## Dataset entries
---------------

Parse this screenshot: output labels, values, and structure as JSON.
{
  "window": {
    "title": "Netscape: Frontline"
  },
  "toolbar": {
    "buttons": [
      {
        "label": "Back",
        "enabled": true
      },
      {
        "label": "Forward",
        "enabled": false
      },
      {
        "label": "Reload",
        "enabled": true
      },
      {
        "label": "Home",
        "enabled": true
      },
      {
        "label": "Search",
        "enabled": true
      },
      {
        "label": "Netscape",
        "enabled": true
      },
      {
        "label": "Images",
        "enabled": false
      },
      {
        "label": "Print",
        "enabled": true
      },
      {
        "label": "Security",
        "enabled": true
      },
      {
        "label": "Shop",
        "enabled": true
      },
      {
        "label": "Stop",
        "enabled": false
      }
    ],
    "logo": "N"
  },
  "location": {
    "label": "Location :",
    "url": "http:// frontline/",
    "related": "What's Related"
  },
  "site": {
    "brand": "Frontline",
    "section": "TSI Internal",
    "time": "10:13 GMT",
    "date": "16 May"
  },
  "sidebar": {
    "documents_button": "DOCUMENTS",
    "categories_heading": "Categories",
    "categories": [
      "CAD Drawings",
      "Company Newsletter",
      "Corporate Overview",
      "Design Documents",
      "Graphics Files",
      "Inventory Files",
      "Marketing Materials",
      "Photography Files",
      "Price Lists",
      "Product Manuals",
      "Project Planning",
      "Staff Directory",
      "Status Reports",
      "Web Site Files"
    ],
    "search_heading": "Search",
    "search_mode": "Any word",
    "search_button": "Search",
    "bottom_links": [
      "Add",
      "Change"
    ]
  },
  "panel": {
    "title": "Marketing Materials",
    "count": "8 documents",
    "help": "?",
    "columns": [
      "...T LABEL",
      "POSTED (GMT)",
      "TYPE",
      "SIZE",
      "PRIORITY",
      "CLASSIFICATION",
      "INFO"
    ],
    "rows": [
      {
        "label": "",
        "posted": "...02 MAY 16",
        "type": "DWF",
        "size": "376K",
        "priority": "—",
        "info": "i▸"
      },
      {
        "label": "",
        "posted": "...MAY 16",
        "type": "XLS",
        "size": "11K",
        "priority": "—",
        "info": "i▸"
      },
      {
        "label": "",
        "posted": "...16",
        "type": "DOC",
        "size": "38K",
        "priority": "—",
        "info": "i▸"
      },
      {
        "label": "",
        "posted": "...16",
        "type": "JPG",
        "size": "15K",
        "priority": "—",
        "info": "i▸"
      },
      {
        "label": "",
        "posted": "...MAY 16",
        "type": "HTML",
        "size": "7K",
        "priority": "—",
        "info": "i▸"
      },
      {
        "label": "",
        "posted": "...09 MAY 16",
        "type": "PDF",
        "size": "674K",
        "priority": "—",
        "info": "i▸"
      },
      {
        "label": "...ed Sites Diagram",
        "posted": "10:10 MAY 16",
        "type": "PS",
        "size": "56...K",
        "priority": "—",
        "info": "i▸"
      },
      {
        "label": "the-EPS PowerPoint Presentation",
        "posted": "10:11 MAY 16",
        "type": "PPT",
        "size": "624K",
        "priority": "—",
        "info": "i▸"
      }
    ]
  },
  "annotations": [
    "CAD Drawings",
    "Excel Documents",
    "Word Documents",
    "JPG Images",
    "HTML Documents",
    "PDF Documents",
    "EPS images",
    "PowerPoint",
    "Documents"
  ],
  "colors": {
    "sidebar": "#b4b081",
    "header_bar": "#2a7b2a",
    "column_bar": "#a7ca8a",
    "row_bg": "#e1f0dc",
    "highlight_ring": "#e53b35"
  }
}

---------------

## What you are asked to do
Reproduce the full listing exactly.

## Written response
Parse this screenshot: output labels, values, and structure as JSON.
{
  "window": {
    "title": "Netscape: Frontline"
  },
  "toolbar": {
    "buttons": [
      {
        "label": "Back",
        "enabled": true
      },
      {
        "label": "Forward",
        "enabled": false
      },
      {
        "label": "Reload",
        "enabled": true
      },
      {
        "label": "Home",
        "enabled": true
      },
      {
        "label": "Search",
        "enabled": true
      },
      {
        "label": "Netscape",
        "enabled": true
      },
      {
        "label": "Images",
        "enabled": false
      },
      {
        "label": "Print",
        "enabled": true
      },
      {
        "label": "Security",
        "enabled": true
      },
      {
        "label": "Shop",
        "enabled": true
      },
      {
        "label": "Stop",
        "enabled": false
      }
    ],
    "logo": "N"
  },
  "location": {
    "label": "Location :",
    "url": "http:// frontline/",
    "related": "What's Related"
  },
  "site": {
    "brand": "Frontline",
    "section": "TSI Internal",
    "time": "10:13 GMT",
    "date": "16 May"
  },
  "sidebar": {
    "documents_button": "DOCUMENTS",
    "categories_heading": "Categories",
    "categories": [
      "CAD Drawings",
      "Company Newsletter",
      "Corporate Overview",
      "Design Documents",
      "Graphics Files",
      "Inventory Files",
      "Marketing Materials",
      "Photography Files",
      "Price Lists",
      "Product Manuals",
      "Project Planning",
      "Staff Directory",
      "Status Reports",
      "Web Site Files"
    ],
    "search_heading": "Search",
    "search_mode": "Any word",
    "search_button": "Search",
    "bottom_links": [
      "Add",
      "Change"
    ]
  },
  "panel": {
    "title": "Marketing Materials",
    "count": "8 documents",
    "help": "?",
    "columns": [
      "...T LABEL",
      "POSTED (GMT)",
      "TYPE",
      "SIZE",
      "PRIORITY",
      "CLASSIFICATION",
      "INFO"
    ],
    "rows": [
      {
        "label": "",
        "posted": "...02 MAY 16",
        "type": "DWF",
        "size": "376K",
        "priority": "—",
        "info": "i▸"
      },
      {
        "label": "",
        "posted": "...MAY 16",
        "type": "XLS",
        "size": "11K",
        "priority": "—",
        "info": "i▸"
      },
      {
        "label": "",
        "posted": "...16",
        "type": "DOC",
        "size": "38K",
        "priority": "—",
        "info": "i▸"
      },
      {
        "label": "",
        "posted": "...16",
        "type": "JPG",
        "size": "15K",
        "priority": "—",
        "info": "i▸"
      },
      {
        "label": "",
        "posted": "...MAY 16",
        "type": "HTML",
        "size": "7K",
        "priority": "—",
        "info": "i▸"
      },
      {
        "label": "",
        "posted": "...09 MAY 16",
        "type": "PDF",
        "size": "674K",
        "priority": "—",
        "info": "i▸"
      },
      {
        "label": "...ed Sites Diagram",
        "posted": "10:10 MAY 16",
        "type": "PS",
        "size": "56...K",
        "priority": "—",
        "info": "i▸"
      },
      {
        "label": "the-EPS PowerPoint Presentation",
        "posted": "10:11 MAY 16",
        "type": "PPT",
        "size": "624K",
        "priority": "—",
        "info": "i▸"
      }
    ]
  },
  "annotations": [
    "CAD Drawings",
    "Excel Documents",
    "Word Documents",
    "JPG Images",
    "HTML Documents",
    "PDF Documents",
    "EPS images",
    "PowerPoint",
    "Documents"
  ],
  "colors": {
    "sidebar": "#b4b081",
    "header_bar": "#2a7b2a",
    "column_bar": "#a7ca8a",
    "row_bg": "#e1f0dc",
    "highlight_ring": "#e53b35"
  }
}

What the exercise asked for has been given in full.